Gardening is the best ‘prescription’ for good health

Gardening is the best ‘prescription’ for good health

A growing number of GPs and healthcare professionals are ‘prescribing’ gardening to improve health outcomes for their patients.

The health and wellbeing benefits of gardening and food growing are increasingly being recognised, leading to a rise in the number of projects being commissioned by The NHS and public health, the Growing Health project has found.

Gardening prescriptions are being championed by a growing movement of charities and healthcare organisations who want gardening and food growing to be seen as a key activity for public health, general health and social care.

Growing Health ProjectMany of these projects engage people at risk of ill health and in areas of high social deprivation, providing physical and mental health benefits as well as helping to reduce social isolation.
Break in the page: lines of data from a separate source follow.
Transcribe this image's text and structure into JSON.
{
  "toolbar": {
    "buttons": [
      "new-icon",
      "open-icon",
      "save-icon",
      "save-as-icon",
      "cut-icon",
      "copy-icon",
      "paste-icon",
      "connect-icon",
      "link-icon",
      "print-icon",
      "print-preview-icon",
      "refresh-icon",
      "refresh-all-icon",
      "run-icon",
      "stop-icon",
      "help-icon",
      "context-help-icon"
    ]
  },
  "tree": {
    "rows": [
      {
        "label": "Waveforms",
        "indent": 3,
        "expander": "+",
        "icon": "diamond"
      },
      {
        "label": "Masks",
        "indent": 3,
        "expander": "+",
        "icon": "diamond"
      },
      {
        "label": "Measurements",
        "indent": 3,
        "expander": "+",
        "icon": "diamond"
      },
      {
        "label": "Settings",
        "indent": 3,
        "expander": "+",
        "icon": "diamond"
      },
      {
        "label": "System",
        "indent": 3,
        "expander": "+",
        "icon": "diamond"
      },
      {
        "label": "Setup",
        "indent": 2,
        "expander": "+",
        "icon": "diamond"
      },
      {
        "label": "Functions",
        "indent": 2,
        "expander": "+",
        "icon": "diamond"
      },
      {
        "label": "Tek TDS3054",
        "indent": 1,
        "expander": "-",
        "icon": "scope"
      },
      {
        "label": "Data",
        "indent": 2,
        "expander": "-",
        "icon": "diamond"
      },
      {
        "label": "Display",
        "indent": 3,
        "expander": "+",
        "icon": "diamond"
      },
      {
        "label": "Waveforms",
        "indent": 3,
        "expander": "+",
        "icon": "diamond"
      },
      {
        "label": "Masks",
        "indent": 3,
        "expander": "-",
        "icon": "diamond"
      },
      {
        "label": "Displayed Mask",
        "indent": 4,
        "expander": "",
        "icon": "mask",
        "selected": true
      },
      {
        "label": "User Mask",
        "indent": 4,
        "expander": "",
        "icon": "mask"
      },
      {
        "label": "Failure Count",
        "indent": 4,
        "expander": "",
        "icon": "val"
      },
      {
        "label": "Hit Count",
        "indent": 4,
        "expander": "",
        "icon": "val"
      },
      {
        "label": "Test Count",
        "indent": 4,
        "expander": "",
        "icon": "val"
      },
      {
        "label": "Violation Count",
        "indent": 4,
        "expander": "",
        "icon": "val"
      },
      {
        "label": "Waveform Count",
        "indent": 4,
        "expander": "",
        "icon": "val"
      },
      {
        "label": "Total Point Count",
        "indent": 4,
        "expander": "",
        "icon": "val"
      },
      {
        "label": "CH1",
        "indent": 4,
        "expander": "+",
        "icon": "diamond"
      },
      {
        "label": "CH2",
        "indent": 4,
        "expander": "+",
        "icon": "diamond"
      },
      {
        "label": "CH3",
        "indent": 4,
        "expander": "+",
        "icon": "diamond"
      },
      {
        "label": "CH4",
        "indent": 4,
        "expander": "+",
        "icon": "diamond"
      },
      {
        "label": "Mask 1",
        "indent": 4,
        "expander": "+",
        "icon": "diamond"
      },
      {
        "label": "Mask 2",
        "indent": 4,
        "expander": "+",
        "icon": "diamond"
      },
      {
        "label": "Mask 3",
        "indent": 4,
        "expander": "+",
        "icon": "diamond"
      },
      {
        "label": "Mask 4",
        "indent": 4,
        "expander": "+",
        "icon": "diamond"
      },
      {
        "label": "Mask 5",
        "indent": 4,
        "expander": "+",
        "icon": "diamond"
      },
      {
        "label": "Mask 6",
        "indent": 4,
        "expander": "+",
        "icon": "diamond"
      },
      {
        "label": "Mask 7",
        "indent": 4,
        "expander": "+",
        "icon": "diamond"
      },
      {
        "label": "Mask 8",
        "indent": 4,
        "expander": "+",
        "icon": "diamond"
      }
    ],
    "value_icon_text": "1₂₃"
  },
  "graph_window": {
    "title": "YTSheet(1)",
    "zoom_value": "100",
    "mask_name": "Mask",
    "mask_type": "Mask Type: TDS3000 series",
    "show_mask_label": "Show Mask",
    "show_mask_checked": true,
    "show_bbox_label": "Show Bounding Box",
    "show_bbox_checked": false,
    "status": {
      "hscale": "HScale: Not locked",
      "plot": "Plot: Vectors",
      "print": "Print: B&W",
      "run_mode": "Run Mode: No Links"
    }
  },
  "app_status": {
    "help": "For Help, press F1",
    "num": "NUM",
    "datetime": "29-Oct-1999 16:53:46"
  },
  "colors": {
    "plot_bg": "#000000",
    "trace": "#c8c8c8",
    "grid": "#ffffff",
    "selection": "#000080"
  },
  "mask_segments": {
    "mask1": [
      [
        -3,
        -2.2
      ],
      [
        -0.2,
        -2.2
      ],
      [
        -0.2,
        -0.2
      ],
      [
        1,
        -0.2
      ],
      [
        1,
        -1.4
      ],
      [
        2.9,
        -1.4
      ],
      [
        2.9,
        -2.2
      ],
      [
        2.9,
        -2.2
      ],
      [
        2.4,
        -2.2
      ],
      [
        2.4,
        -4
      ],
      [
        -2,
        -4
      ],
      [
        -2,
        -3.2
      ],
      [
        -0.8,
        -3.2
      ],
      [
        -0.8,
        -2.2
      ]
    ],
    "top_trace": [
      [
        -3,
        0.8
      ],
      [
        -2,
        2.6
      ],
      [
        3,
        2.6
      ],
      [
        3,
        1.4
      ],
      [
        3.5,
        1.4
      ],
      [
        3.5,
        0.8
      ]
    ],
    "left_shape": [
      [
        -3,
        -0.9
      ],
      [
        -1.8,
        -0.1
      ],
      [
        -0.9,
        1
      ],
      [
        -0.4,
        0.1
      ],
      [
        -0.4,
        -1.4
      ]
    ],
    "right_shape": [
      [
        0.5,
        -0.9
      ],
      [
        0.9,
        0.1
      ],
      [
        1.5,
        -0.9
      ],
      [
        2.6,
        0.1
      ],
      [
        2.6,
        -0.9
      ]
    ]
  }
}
Professor Jeremy Levy, Director of Education and Quality at Health Education North West London stated “Investing and supporting food growing and gardening as part of our health service is a cost effective way to improve health as well as prevent ill health”.

A former project volunteer, now project coordinator, Kevin Bittan commented on the impact on his health. “The course made a dramatic difference to my life and I very quickly started feeling physically better.

“My age and the years of self-abuse and stress had taken their toll but attending the Get Out There gardening project put a real spring in my step.”